Zimbabwe's water, sanitation, and
health crisis has received a $10 million boost from the government of Australia
to help restore basic services as officials fight off an appalling cholera
emergency. Half of the money will be
directed at sanitation projects coordinated by the UN Childrens Fund
(UNICEF). The other $5 million will help
pay salaries of local health workers, many of whom have been sidelined by the
country's enormous financial strains.
to Australia's water assistance, acting State Department spokesman Robert Wood
said Wednesday that Washington is reviewing its aid policy. "We've said basically that we want to see how
this unity government performs before we can make any type of decision on
providing assistance. Humanitarian aid
we will continue to provide, but that was clearly a decision taken by the
Australian government," he noted.
The US has curtailed almost all except
humanitarian aid to the former Harare government for several years to show its
disapproval of the policies directed by President Robert Mugabe. But the US Agency for International
Development (USAID) did contribute $6.2 million last December for Zimbabwe
water, sanitation, and health programs.
Cross (IFRC) Senior Water and Sanitation Officer Robert Fraser says the Australian contribution is a
welcome addition to the international effort to resolve Zimbabwe's cholera
certainly welcome all efforts of the international community to assist
vulnerable communities in Zimbabwe, and we ourselves have long-term sanitation
programs, particularly supported by the European Union. And we are looking forward to expanding those
activities that we have in Zimbabwe. And
so anybody else who can support those longer term programs will reduce the
number of people in Zimbabwe that are vulnerable to diarrheal diseases," he
88-thousand Zimbabweans have fallen victim to cholera since the crisis began in
August of last year, and almost four thousand have died from the outbreak,
which is attributed mainly to the collapse of sanitation services, corruption
of the urban water supply, and shortcomings in local and urban garbage collection
systems. Some foreign governments,
including Australia's, had previously shied away from sending finances beyond
humanitarian help for fear that the funds would be misused by the Mugabe
government. Fraser says he cannot
confirm that the new unity government in place since February 11, with Morgan
Tsvangirai as Prime Minister, has redesigned spending practices, but he points

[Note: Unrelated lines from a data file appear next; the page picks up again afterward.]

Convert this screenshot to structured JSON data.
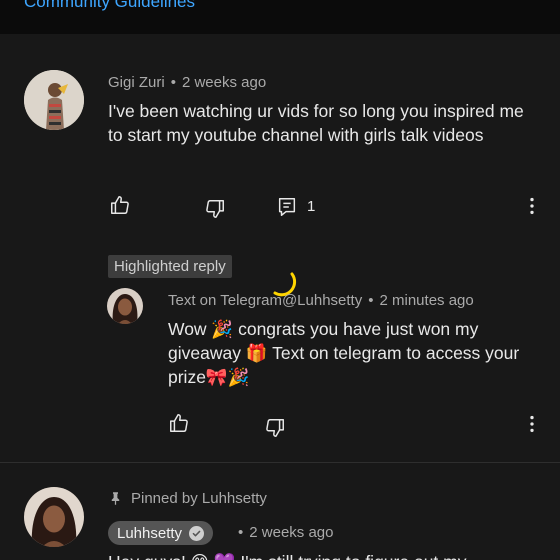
{
  "header": {
    "link": "Community Guidelines"
  },
  "comments": [
    {
      "author": "Gigi Zuri",
      "time": "2 weeks ago",
      "text": "I've been watching ur vids for so long you inspired me to start my youtube channel with girls talk videos",
      "reply_count": "1"
    }
  ],
  "highlighted": {
    "badge": "Highlighted reply",
    "author": "Text on Telegram@Luhhsetty",
    "time": "2 minutes ago",
    "text": "Wow 🎉 congrats you have just won my giveaway 🎁 Text on telegram to access your prize🎀🎉"
  },
  "pinned": {
    "label": "Pinned by Luhhsetty",
    "author": "Luhhsetty",
    "time": "2 weeks ago",
    "text_partial": "Hey guys! 😊 💜 I'm still trying to figure out my"
  },
  "colors": {
    "background": "#181818",
    "link": "#3ea6ff",
    "spinner": "#ffd500"
  },
  "icons": [
    "like-icon",
    "dislike-icon",
    "reply-icon",
    "more-vertical-icon",
    "pin-icon",
    "verified-check-icon",
    "loading-spinner"
  ]
}
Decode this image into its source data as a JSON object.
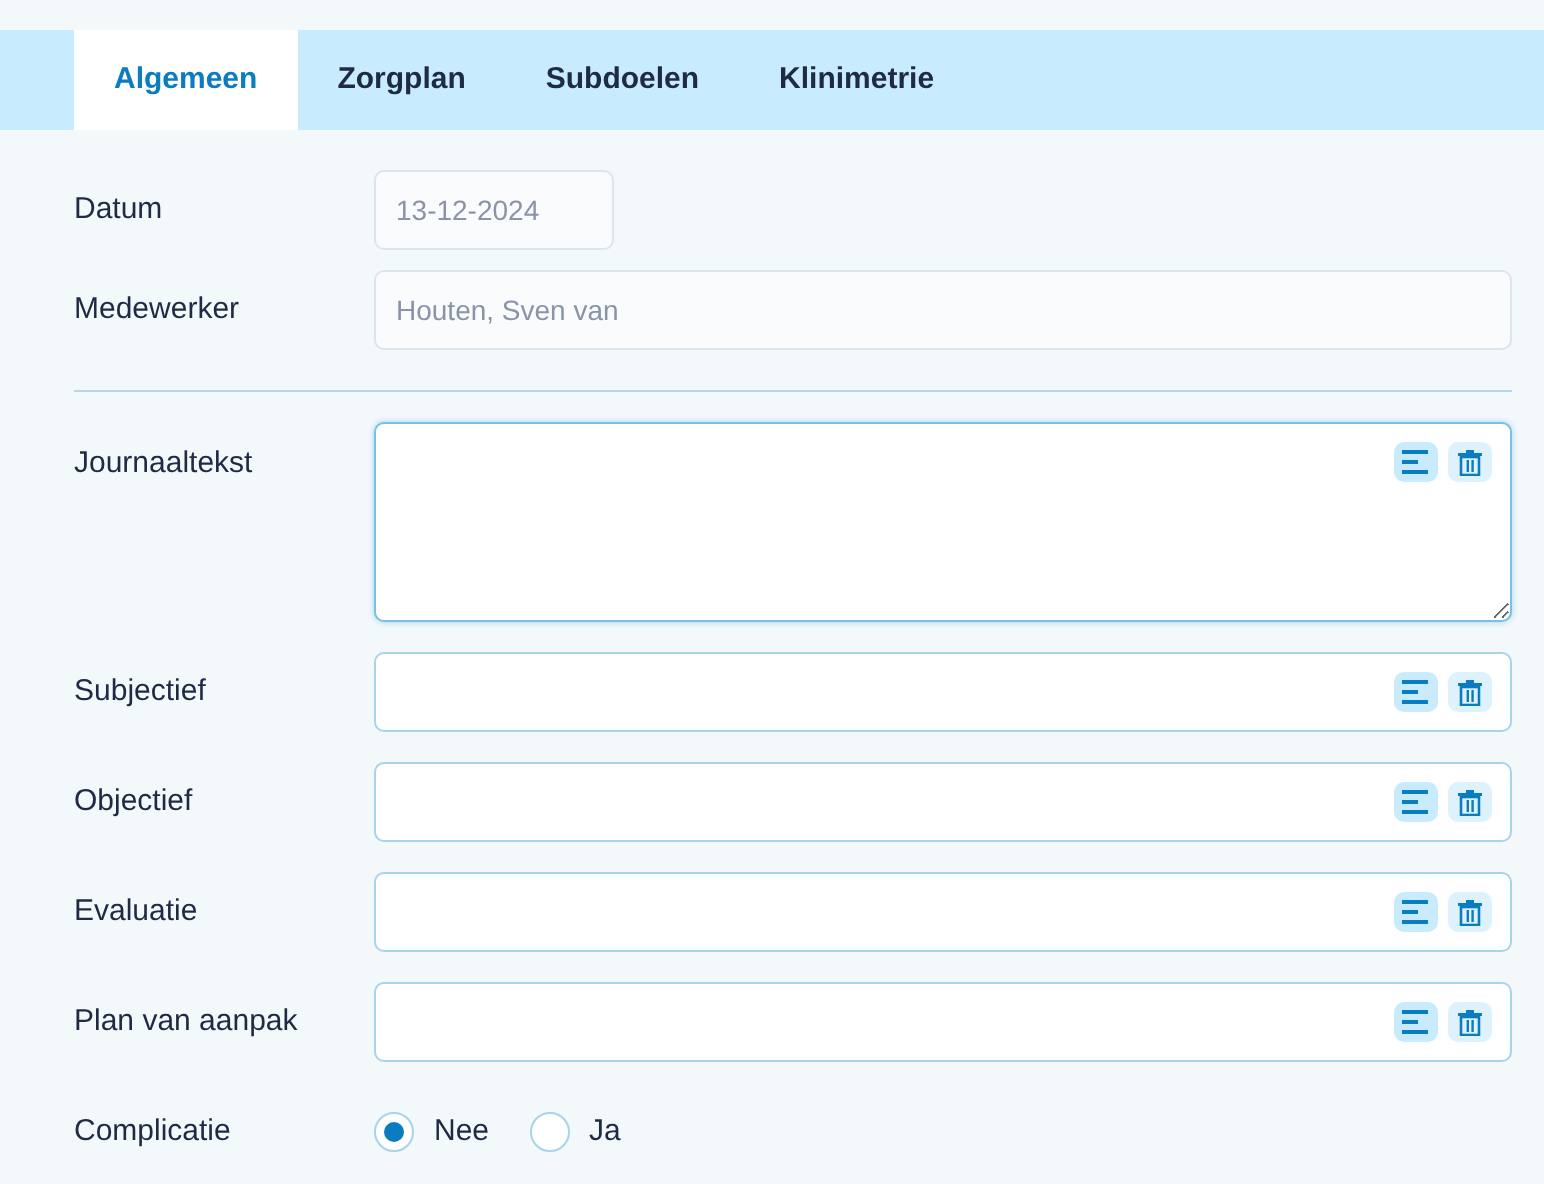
{
  "tabs": [
    {
      "label": "Algemeen",
      "selected": true
    },
    {
      "label": "Zorgplan",
      "selected": false
    },
    {
      "label": "Subdoelen",
      "selected": false
    },
    {
      "label": "Klinimetrie",
      "selected": false
    }
  ],
  "header_fields": [
    {
      "label": "Datum",
      "value": "13-12-2024",
      "kind": "date",
      "disabled": true
    },
    {
      "label": "Medewerker",
      "value": "Houten, Sven van",
      "kind": "text",
      "disabled": true
    }
  ],
  "text_fields": [
    {
      "label": "Journaaltekst",
      "kind": "textarea",
      "focused": true
    },
    {
      "label": "Subjectief",
      "kind": "text",
      "focused": false
    },
    {
      "label": "Objectief",
      "kind": "text",
      "focused": false
    },
    {
      "label": "Evaluatie",
      "kind": "text",
      "focused": false
    },
    {
      "label": "Plan van aanpak",
      "kind": "text",
      "focused": false
    }
  ],
  "complicatie": {
    "label": "Complicatie",
    "options": [
      {
        "label": "Nee",
        "selected": true
      },
      {
        "label": "Ja",
        "selected": false
      }
    ]
  }
}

out that international aid agencies have had a long, constructive working
relationship with government, water and health professionals in Zimbabwe.
longer term programs in Zimbabwe have not suffered from any sort of negative

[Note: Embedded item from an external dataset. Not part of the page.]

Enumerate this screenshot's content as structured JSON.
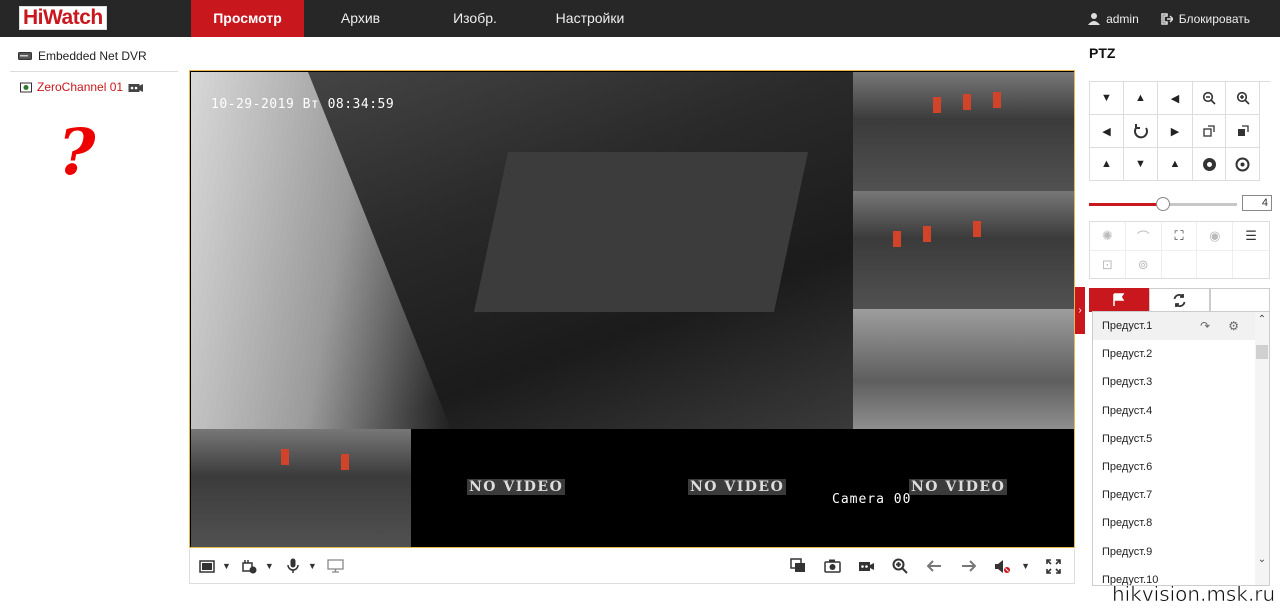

inputs from the government at all. And
we are very pleased that especially at the grassroots level, we've had a lot of
support and very easy interaction with the Zimbabwe government, and therefore,

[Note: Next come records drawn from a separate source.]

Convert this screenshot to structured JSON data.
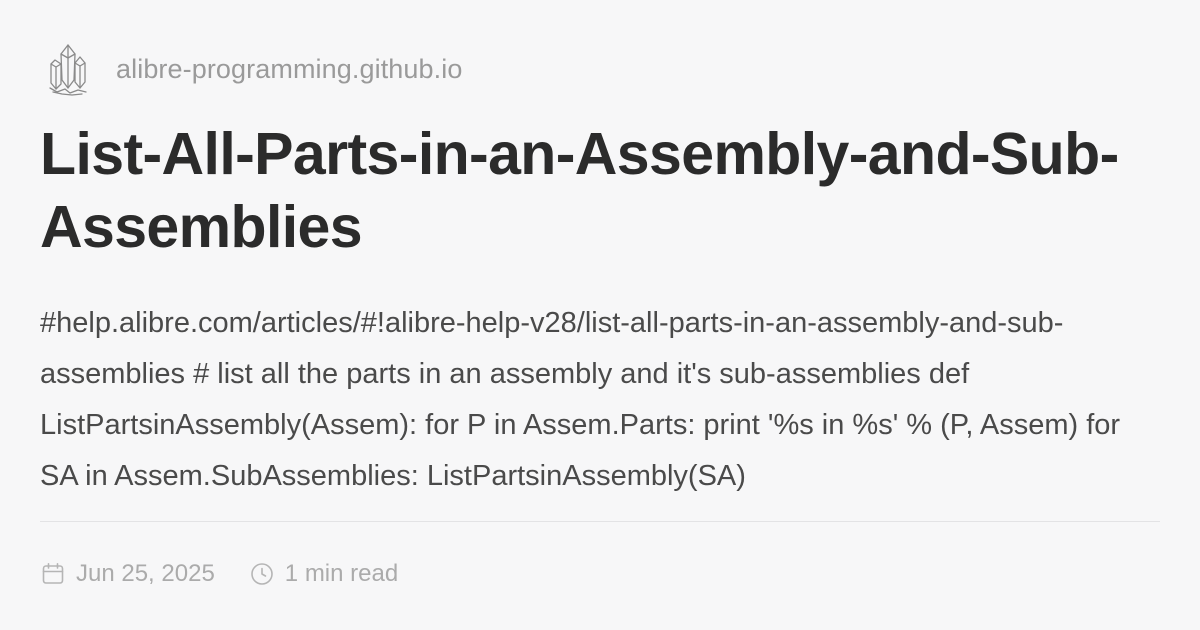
{
  "site": {
    "name": "alibre-programming.github.io",
    "logo_icon": "crystal-cluster-icon"
  },
  "post": {
    "title": "List-All-Parts-in-an-Assembly-and-Sub-Assemblies",
    "description": "#help.alibre.com/articles/#!alibre-help-v28/list-all-parts-in-an-assembly-and-sub-assemblies # list all the parts in an assembly and it's sub-assemblies def ListPartsinAssembly(Assem): for P in Assem.Parts: print '%s in %s' % (P, Assem) for SA in Assem.SubAssemblies: ListPartsinAssembly(SA)",
    "date": "Jun 25, 2025",
    "read_time": "1 min read"
  },
  "icons": {
    "date": "calendar-icon",
    "read_time": "clock-icon"
  },
  "colors": {
    "background": "#f7f7f8",
    "title": "#2b2b2b",
    "description": "#4a4a4a",
    "muted": "#9a9a9a",
    "divider": "#e3e3e5"
  }
}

I think perhaps that some of the press reports are unfair. It is possible to work very well in Zimbabwe
with government," he said.
describes the Red Cross role in Zimbabwe's sanitation and water rehabilitation
as a collaborative effort, working closely with other international agencies
under a United Nations umbrella.
course, UNICEF leads the WASH Cluster, Water and Sanitation and Hygiene
Cluster, of which we are a member. So we
can only improve the conditions in Zimbabwe and many other countries by working
together with the United Nations under that umbrella so that the different
actors can coordinate and support each other in trying to meet Millennium
Development Goals (MDGs) and improving conditions for many people," notes
says that Red Cross workers in Zimbabwe are working closely with their
volunteers and humanitarian partners in emergency response teams to respond
more effectively to sudden cholera outbreaks around the country.
Zimbabwe at present, we have seven emergency response units . Four of those response units are dealing with
water sanitation and hygiene promotion and three of those units are providing
clinical support, working closely with the Ministry of Health and other
organizations working there. And we have
a variety of those emergency response units on call 24 hours a day, 365 days a
year. And we deploy to major disasters
around the world fairly regularly. These
are teams of trained technicians and engineers.
Doctors, who also arrive with equipment, and so on, ready to deal with
almost any natural, and manmade disaster worldwide," he observed.
this week, the International Federation of Red Cross and Red Crescent Societies
warned that the incidence of cholera and other diarrheal diseases is rising
sharply throughout the developing world, especially in sub-Saharan Africa. A combination of rapid, unplanned
urbanization, poor hygiene practices,
and a shortage of safe water were cited as major factors behind the steep climb
in reported cases over the past two years.
However, the effects of climate change that have promoted the frequency
and intensity of floods and droughts is also believed to escalated the risks
posed by cholera and other water-borne diseases. In economically strained Zimbabwe, Fraser points
out the problem has been exacerbated by the departure of highly qualified
always had a very high reputation for the quality and the standards of its
health service providers, particularly the Ministry of Health, and
unfortunately, many of them have moved to work in neighboring countries or even
as far afield as Europe, so that some of those capacities, unfortunately, have
been lost," he laments.
Addressing the natural and manmade factors
of climate change, flooding, and the erosion of a safe water supply, Zimbabwe's
water professionals are hopeful that the new unity government will be able to
attract international support and accelerate efforts to reverse the spread of
the menacing cholera epidemic.